Within the entries that follow, show each line where the word "icon" occurs.

→ Records provided
* * *
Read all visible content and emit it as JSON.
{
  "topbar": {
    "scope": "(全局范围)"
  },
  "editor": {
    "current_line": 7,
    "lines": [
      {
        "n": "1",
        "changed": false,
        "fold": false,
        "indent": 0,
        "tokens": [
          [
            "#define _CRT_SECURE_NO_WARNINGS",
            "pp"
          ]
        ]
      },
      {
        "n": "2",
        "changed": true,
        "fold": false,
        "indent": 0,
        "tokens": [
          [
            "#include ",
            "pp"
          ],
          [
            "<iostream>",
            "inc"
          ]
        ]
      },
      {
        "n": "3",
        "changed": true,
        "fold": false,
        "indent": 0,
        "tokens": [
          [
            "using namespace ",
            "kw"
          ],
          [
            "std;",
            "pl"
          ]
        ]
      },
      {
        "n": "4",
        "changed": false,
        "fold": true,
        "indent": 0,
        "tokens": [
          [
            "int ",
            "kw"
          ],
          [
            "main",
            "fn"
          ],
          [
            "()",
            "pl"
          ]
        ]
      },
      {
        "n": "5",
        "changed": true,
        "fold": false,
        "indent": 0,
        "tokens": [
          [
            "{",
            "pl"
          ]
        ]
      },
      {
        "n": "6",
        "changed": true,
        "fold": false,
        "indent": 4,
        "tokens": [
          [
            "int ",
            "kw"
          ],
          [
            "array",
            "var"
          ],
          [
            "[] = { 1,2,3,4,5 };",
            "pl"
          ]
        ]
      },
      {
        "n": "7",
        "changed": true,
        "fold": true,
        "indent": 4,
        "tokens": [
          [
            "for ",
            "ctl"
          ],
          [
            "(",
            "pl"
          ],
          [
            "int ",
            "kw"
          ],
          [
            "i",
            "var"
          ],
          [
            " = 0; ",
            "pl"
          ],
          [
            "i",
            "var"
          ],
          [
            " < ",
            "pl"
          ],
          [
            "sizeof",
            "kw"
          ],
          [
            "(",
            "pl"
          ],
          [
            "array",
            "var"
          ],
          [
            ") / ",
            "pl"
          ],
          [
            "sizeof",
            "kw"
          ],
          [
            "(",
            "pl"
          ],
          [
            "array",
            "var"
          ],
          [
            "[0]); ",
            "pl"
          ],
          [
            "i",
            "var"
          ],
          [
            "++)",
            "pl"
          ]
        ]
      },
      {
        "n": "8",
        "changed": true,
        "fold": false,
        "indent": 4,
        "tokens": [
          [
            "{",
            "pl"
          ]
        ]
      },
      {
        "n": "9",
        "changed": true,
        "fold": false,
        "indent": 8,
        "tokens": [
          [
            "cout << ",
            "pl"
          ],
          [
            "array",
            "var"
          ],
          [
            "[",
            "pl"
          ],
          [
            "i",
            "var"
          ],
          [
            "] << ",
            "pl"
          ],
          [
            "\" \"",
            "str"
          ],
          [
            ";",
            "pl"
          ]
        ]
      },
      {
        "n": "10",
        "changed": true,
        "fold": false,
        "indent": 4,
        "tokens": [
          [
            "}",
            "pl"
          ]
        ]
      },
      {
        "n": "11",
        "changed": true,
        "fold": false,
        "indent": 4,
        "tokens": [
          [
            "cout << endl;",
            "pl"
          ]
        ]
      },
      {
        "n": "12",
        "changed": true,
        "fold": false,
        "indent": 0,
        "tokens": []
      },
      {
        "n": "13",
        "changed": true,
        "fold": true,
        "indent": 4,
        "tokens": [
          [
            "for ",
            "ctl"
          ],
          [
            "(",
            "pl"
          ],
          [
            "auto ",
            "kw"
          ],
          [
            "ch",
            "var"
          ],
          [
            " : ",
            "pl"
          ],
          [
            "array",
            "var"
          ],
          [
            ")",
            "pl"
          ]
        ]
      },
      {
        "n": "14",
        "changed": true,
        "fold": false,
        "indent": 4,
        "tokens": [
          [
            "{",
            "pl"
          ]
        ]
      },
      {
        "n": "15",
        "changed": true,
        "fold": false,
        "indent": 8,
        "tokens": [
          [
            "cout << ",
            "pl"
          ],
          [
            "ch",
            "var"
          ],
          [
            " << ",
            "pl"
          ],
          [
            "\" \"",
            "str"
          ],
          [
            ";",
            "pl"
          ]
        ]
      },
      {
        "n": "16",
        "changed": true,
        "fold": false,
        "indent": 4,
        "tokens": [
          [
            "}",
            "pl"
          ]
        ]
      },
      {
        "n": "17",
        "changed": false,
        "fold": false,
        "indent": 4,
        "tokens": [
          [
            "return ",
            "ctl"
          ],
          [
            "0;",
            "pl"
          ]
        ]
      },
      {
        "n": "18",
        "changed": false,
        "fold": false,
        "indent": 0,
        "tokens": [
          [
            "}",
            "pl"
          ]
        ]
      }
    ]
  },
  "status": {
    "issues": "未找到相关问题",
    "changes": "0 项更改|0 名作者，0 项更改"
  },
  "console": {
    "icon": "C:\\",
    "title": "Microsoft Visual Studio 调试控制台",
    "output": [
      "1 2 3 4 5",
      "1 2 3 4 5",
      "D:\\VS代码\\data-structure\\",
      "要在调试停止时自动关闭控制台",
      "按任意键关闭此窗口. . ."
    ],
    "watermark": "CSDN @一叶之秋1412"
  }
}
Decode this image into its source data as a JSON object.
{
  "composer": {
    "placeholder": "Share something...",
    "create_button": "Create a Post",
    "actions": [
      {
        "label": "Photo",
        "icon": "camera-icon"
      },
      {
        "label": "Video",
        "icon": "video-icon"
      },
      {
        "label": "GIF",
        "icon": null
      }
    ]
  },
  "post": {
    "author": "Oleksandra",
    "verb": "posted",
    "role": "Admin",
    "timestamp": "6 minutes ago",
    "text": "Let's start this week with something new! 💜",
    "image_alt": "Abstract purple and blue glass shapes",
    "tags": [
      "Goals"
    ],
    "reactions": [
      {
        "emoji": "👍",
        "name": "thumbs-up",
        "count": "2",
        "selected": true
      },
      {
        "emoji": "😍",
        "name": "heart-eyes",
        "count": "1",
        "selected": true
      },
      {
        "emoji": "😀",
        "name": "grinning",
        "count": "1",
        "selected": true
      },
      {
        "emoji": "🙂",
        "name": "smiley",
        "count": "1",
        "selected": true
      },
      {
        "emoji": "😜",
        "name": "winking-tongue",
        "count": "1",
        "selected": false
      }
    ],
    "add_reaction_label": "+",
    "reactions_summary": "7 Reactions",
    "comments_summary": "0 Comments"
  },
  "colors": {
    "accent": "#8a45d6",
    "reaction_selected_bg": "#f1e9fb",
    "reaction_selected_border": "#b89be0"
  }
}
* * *
→ Answer for this exercise
    "icon": "C:\\",
        "icon": "camera-icon"
        "icon": "video-icon"
        "icon": null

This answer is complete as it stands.